Copy each line of the records below that mentions the word "Create".
******************************
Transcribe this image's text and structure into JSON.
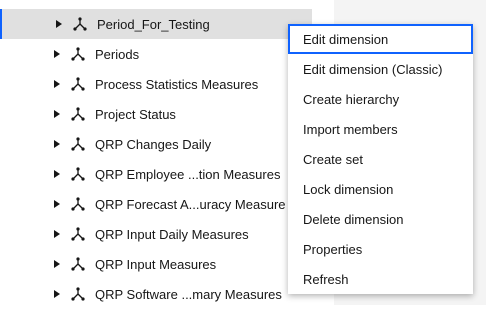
{
  "tree": {
    "items": [
      {
        "label": "Period_For_Testing",
        "icon": "dimension-icon",
        "selected": true
      },
      {
        "label": "Periods",
        "icon": "dimension-icon"
      },
      {
        "label": "Process Statistics Measures",
        "icon": "dimension-icon"
      },
      {
        "label": "Project Status",
        "icon": "dimension-icon"
      },
      {
        "label": "QRP Changes Daily",
        "icon": "dimension-icon"
      },
      {
        "label": "QRP Employee ...tion Measures",
        "icon": "dimension-icon"
      },
      {
        "label": "QRP Forecast A...uracy Measure",
        "icon": "dimension-icon"
      },
      {
        "label": "QRP Input Daily Measures",
        "icon": "dimension-icon"
      },
      {
        "label": "QRP Input Measures",
        "icon": "dimension-icon"
      },
      {
        "label": "QRP Software ...mary Measures",
        "icon": "dimension-icon"
      }
    ]
  },
  "context_menu": {
    "items": [
      {
        "label": "Edit dimension",
        "focused": true
      },
      {
        "label": "Edit dimension (Classic)"
      },
      {
        "label": "Create hierarchy"
      },
      {
        "label": "Import members"
      },
      {
        "label": "Create set"
      },
      {
        "label": "Lock dimension"
      },
      {
        "label": "Delete dimension"
      },
      {
        "label": "Properties"
      },
      {
        "label": "Refresh"
      }
    ]
  },
  "colors": {
    "accent": "#0f62fe",
    "selected_row": "#e0e0e0",
    "panel_gray": "#f4f4f4",
    "text": "#161616"
  }
}
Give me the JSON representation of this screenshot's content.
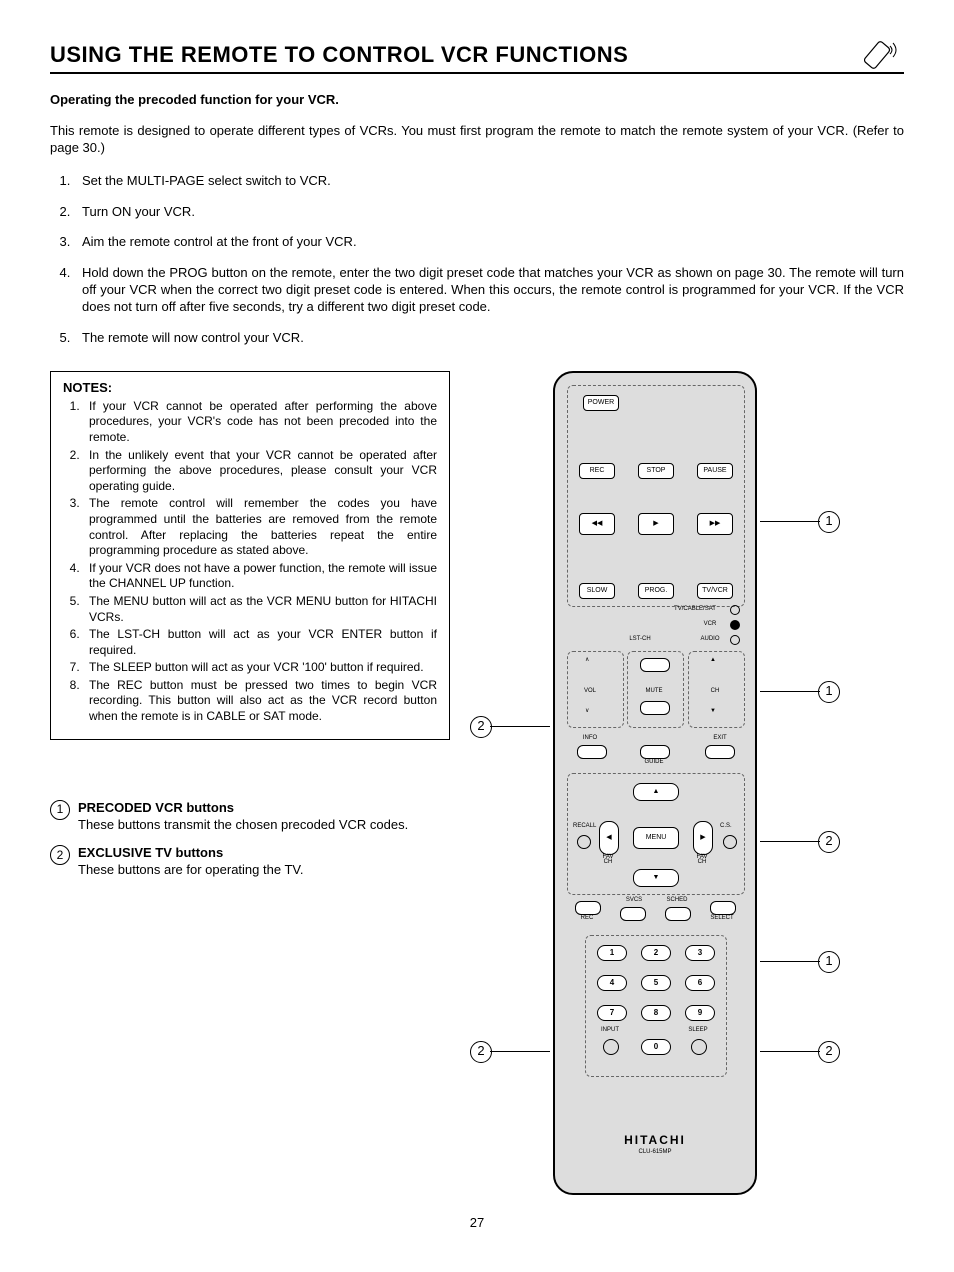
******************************
→ **Your response**
        "label": "Create hierarchy"
        "label": "Create set"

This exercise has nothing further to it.